Editor: Judy Rude, Public Affairs Specialist, CSREES Communications Staff. If you have questions about Update, please contact her at jrude@csrees.usda.gov.

To subscribe or unsubscribe to this newsletter, please send an e-mail message to jrude@csrees.usda.gov.

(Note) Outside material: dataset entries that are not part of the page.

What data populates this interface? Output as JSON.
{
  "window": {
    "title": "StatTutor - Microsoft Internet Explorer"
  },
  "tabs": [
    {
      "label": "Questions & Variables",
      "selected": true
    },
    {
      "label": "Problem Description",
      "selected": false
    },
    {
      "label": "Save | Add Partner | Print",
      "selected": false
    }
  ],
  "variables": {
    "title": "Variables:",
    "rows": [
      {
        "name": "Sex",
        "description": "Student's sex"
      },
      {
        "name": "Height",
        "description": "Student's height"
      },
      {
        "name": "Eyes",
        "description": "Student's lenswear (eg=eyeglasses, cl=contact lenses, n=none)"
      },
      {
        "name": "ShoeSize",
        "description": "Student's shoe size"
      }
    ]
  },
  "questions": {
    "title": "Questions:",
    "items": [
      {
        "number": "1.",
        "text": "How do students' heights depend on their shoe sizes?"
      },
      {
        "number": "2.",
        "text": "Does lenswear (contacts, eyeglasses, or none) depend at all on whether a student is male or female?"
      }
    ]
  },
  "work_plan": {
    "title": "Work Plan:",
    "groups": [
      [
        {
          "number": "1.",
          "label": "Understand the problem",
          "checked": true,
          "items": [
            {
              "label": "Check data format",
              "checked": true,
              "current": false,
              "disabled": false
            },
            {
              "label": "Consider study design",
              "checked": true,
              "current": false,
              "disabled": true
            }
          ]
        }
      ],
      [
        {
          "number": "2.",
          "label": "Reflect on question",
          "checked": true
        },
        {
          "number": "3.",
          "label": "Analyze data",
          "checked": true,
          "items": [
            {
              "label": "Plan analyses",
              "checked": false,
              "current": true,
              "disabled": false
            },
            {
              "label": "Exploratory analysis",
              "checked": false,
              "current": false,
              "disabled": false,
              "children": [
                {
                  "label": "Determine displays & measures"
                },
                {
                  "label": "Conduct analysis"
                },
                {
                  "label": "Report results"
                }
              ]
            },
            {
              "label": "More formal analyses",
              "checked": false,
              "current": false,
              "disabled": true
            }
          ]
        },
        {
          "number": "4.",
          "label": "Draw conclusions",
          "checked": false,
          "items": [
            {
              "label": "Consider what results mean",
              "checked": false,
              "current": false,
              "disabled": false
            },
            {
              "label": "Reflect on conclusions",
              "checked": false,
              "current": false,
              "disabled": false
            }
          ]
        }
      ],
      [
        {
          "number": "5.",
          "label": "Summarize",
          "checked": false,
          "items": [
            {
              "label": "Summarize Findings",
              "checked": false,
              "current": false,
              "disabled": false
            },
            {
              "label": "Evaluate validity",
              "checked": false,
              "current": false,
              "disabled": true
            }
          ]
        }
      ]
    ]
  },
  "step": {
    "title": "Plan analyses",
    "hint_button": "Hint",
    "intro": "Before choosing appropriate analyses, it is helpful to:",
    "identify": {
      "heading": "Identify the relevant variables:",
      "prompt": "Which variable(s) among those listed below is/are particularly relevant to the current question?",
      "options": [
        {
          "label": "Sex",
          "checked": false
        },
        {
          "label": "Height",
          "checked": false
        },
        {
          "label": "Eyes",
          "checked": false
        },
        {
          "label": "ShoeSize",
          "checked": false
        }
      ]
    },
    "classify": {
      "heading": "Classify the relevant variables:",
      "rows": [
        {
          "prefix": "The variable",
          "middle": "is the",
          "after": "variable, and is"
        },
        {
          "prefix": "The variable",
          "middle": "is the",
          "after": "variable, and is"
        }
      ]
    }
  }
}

In the body of the message, type: subscribe csrees-update OR unsubscribe csrees-update.

Back issues of CSREES UPDATE are available on the CSREES Web site.

Colien Hefferan, Administrator

The U.S. Department of Agriculture (USDA) prohibits discrimination in all its programs and activities on the basis of race, color, national origin, age, disability, and where applicable, sex, marital status, familial status, parental status, religion, sexual orientation, genetic information, political beliefs, reprisal, or because all or part of an individual's income is derived from any public assistance program (Not all prohibited bases apply to all programs.) Persons with disabilities who require alternative means for communication of program information (Braille, large print, audiotape, etc.) should contact USDA's TARGET Center at (202) 720-2600 (voice and TDD). To file a complaint of discrimination, write to USDA, Director, Office of Civil Rights, 1400 Independence Avenue, S.W., Washington, DC 20250-9410, or call (800) 795-3272 (voice) or (202) 720-6382 (TDD). USDA is an equal opportunity provider and employer.